Our hurry was to get to the Samoa Cultural Village in time for the next native dance and cooking demonstrations, and we made it with just minutes to spare. Food was cooked in the traditional Polynesian manner of burying the meats and vegetables in a heated pit.
Included in the village are demonstrations of siapo making. Siapo is the Samoan version of tapa cloth, the strands for which are derived from the inner bark of various trees. It’s a very laborious and time consuming process, and a skill that is slowly dying.
The village show includes traditional dances and a formal greeting from the village royalty:
Make sure you take time to stop and smell the roses . . . or otherwise enjoy the native flora at the village:
After our lunch of native cuisine we boarded a taxi for journey to the home of a fellow author, but first we made two stops. The first was for refreshing coconut water straight from a fresh coconut, and this was to be had at the local market just beyond the Apia Clock Tower.
Our taxi driver then took us to a place he knew where we could watch locals feed the sea turtles, which eagerly awaited their feeding:
After that it was off to the village of Vailima, site of Robert Louis Stevenson’s Villa Vailima, which is now the Robert Louis Stevenson Museum. I knew what the “vai” in “Vailima” meant; it’s Polynesian for “water”. I learned that tidbit way back in 1994 from Mark Vaikai, whom when we met was an air traffic controller working at the Rarotonga International Airport in the Cook Islands.
Now for the other part of “Vailima”. In Polynesian “lima” means both “five” and “hand”. In this instance however it’s “hand”, so “vailima” literally translates to “water in the hand”.
And Mark’s last name, Vaikai? Mark jokingly told me that his name is all you need for life. It’s Polynesian for “Water and Food”, and now you know the genesis for the name of the fictitious setting I used in my mystery novel Decisions — the Fijian island resort of Vaikai.

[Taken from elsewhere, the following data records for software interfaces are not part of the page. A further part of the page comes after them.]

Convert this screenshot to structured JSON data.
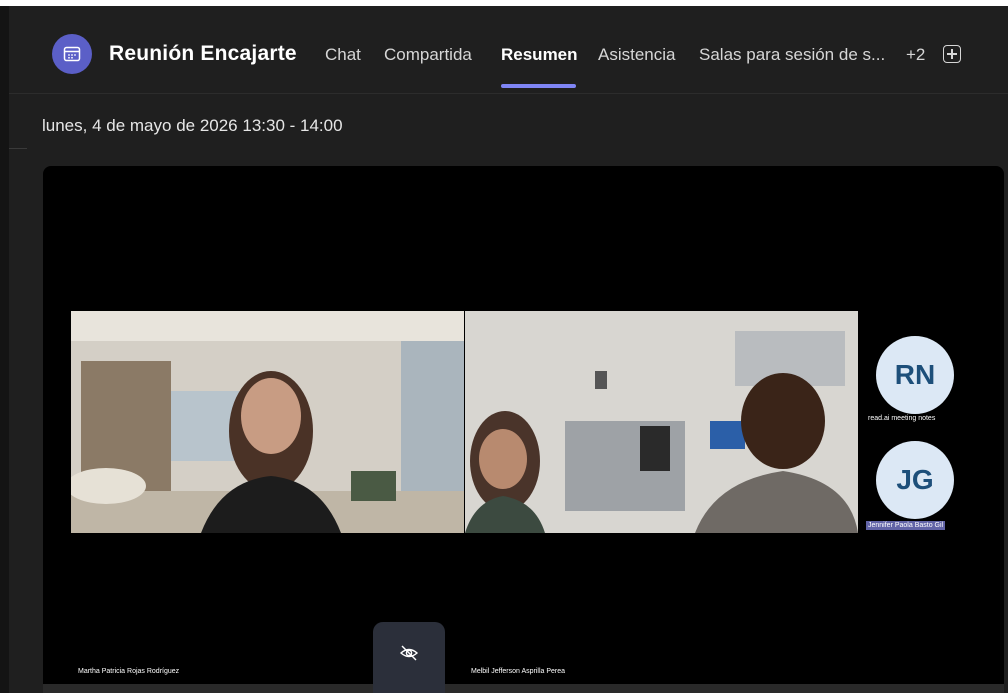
{
  "header": {
    "title": "Reunión Encajarte",
    "tabs": [
      {
        "label": "Chat",
        "active": false
      },
      {
        "label": "Compartida",
        "active": false
      },
      {
        "label": "Resumen",
        "active": true
      },
      {
        "label": "Asistencia",
        "active": false
      },
      {
        "label": "Salas para sesión de s...",
        "active": false
      },
      {
        "label": "+2",
        "active": false
      }
    ],
    "add_tab_icon": "plus-square-icon",
    "meeting_icon": "calendar-icon",
    "accent_color": "#5b5fc7"
  },
  "meeting": {
    "datetime": "lunes, 4 de mayo de 2026 13:30 - 14:00"
  },
  "recording": {
    "participants": [
      {
        "initials": "RN",
        "label": "read.ai meeting notes"
      },
      {
        "initials": "JG",
        "label": "Jennifer Paola Basto Gil"
      }
    ],
    "video_names": [
      "Martha Patricia Rojas Rodríguez",
      "Melbil Jefferson  Asprilla Perea"
    ],
    "controls": {
      "hide_icon": "eye-off-icon",
      "more_label": "..."
    }
  }
}
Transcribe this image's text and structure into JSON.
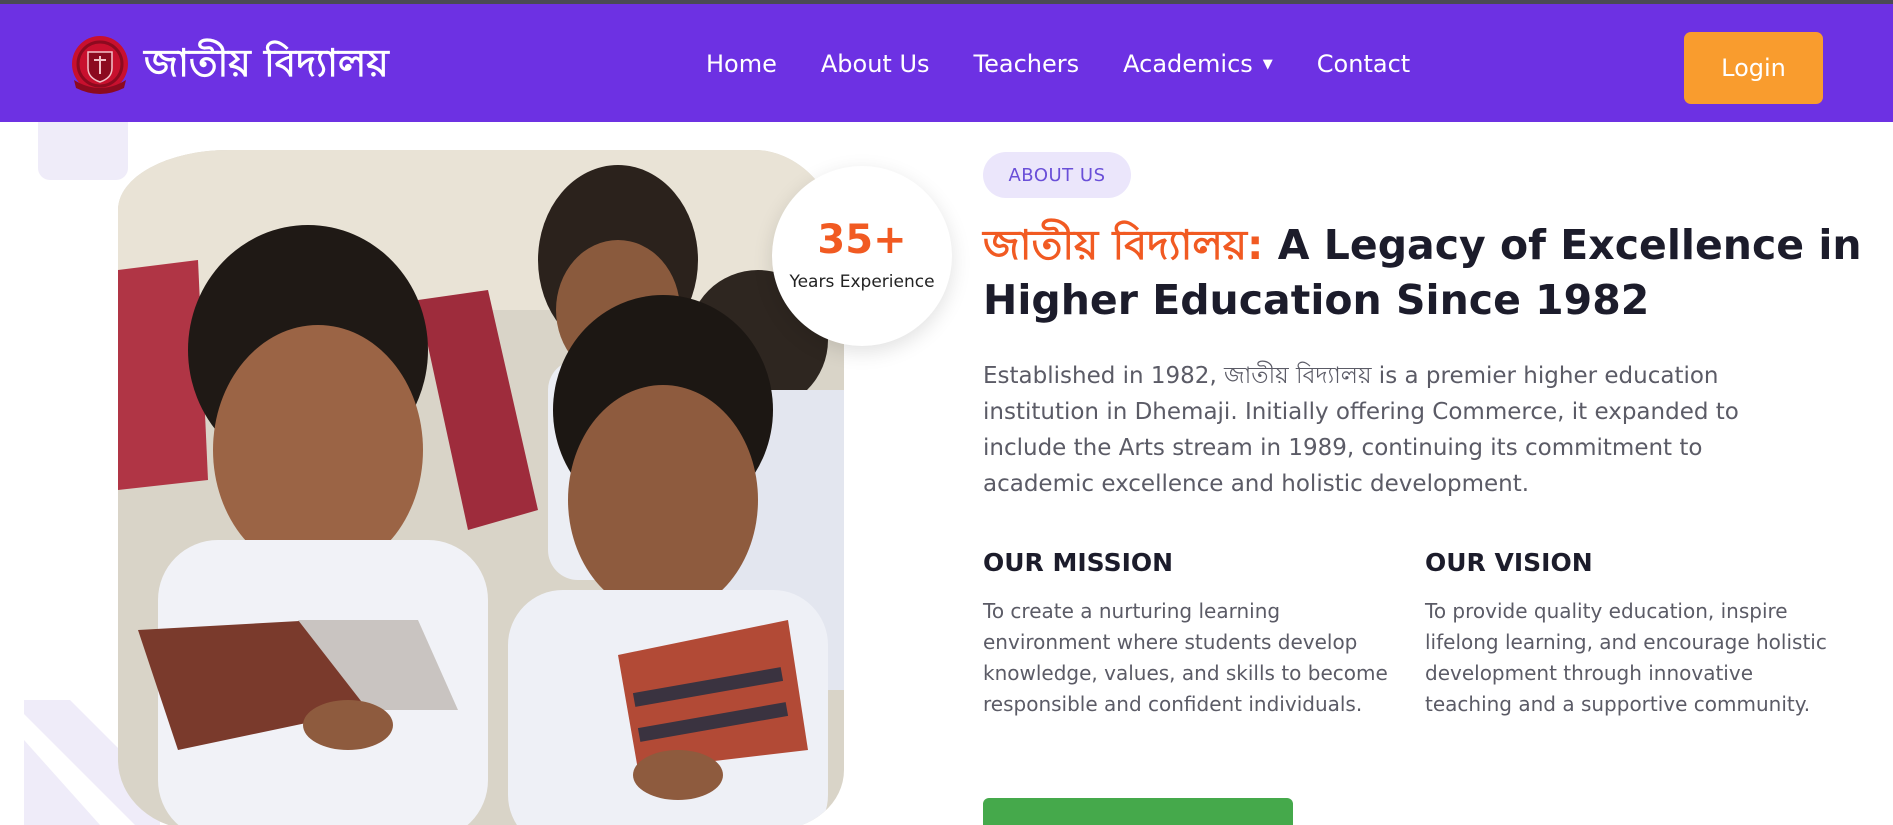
{
  "header": {
    "brand_name": "জাতীয় বিদ্যালয়",
    "nav": [
      {
        "label": "Home"
      },
      {
        "label": "About Us"
      },
      {
        "label": "Teachers"
      },
      {
        "label": "Academics",
        "has_dropdown": true
      },
      {
        "label": "Contact"
      }
    ],
    "login_label": "Login"
  },
  "badge": {
    "number": "35+",
    "label": "Years Experience"
  },
  "about": {
    "pill": "ABOUT US",
    "headline_accent": "জাতীয় বিদ্যালয়:",
    "headline_rest": "A Legacy of Excellence in Higher Education Since 1982",
    "intro": "Established in 1982, জাতীয় বিদ্যালয় is a premier higher education institution in Dhemaji. Initially offering Commerce, it expanded to include the Arts stream in 1989, continuing its commitment to academic excellence and holistic development.",
    "mission": {
      "title": "OUR MISSION",
      "text": "To create a nurturing learning environment where students develop knowledge, values, and skills to become responsible and confident individuals."
    },
    "vision": {
      "title": "OUR VISION",
      "text": "To provide quality education, inspire lifelong learning, and encourage holistic development through innovative teaching and a supportive community."
    }
  },
  "colors": {
    "nav_bg": "#6d31e3",
    "login_bg": "#f99c2e",
    "accent_orange": "#f15a22",
    "pill_bg": "#ebe6fb",
    "cta_green": "#45a94b"
  },
  "icons": {
    "logo": "school-crest-icon",
    "dropdown": "caret-down-icon"
  }
}
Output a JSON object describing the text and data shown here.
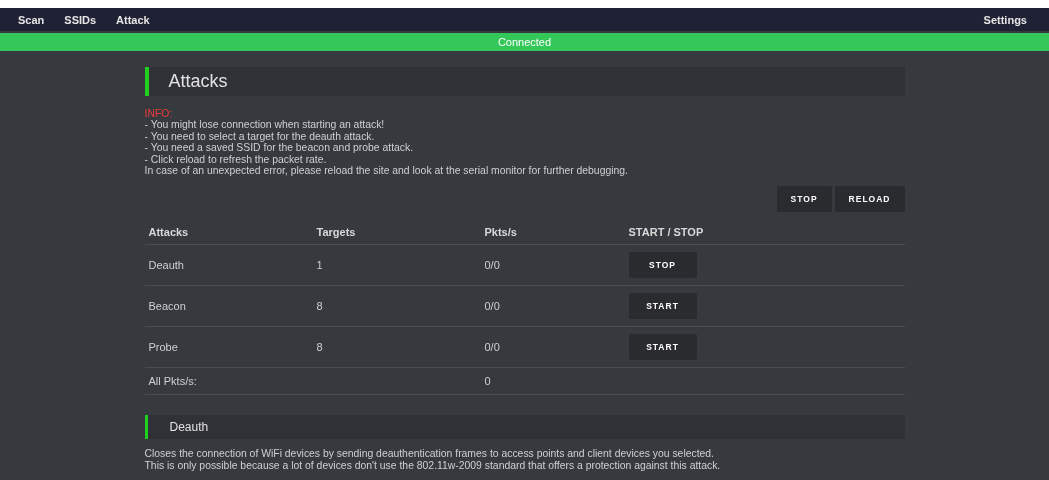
{
  "nav": {
    "left": [
      "Scan",
      "SSIDs",
      "Attack"
    ],
    "right": "Settings"
  },
  "status": "Connected",
  "title": "Attacks",
  "info": {
    "label": "INFO:",
    "lines": [
      "- You might lose connection when starting an attack!",
      "- You need to select a target for the deauth attack.",
      "- You need a saved SSID for the beacon and probe attack.",
      "- Click reload to refresh the packet rate.",
      "In case of an unexpected error, please reload the site and look at the serial monitor for further debugging."
    ]
  },
  "actions": [
    "STOP",
    "RELOAD"
  ],
  "table": {
    "columns": [
      "Attacks",
      "Targets",
      "Pkts/s",
      "START / STOP"
    ],
    "rows": [
      {
        "attack": "Deauth",
        "targets": "1",
        "pkts": "0/0",
        "button": "STOP"
      },
      {
        "attack": "Beacon",
        "targets": "8",
        "pkts": "0/0",
        "button": "START"
      },
      {
        "attack": "Probe",
        "targets": "8",
        "pkts": "0/0",
        "button": "START"
      }
    ],
    "total": {
      "label": "All Pkts/s:",
      "value": "0"
    }
  },
  "section": {
    "title": "Deauth",
    "lines": [
      "Closes the connection of WiFi devices by sending deauthentication frames to access points and client devices you selected.",
      "This is only possible because a lot of devices don't use the 802.11w-2009 standard that offers a protection against this attack."
    ]
  }
}
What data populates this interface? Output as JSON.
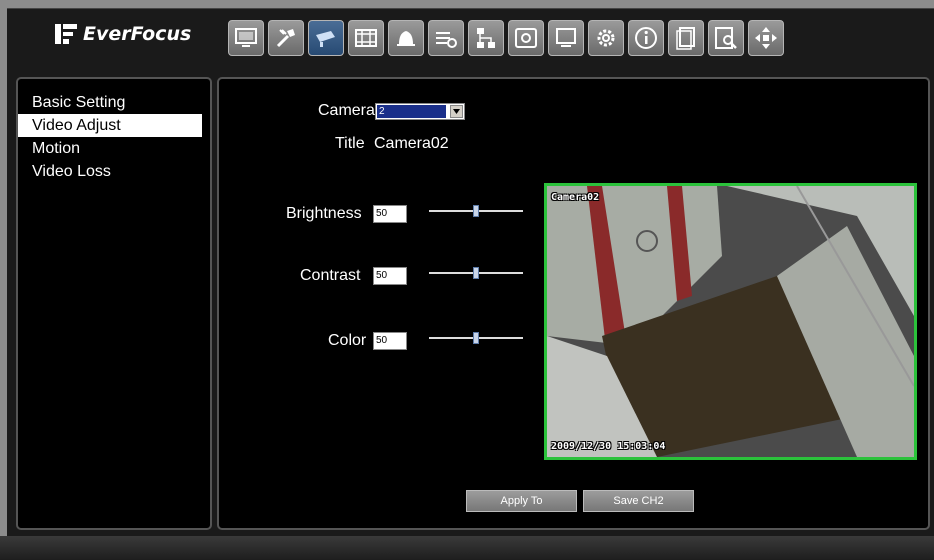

Here is today’s photo gallery of Villa Vailima including some very colorful tourist buses that sat in the parking area: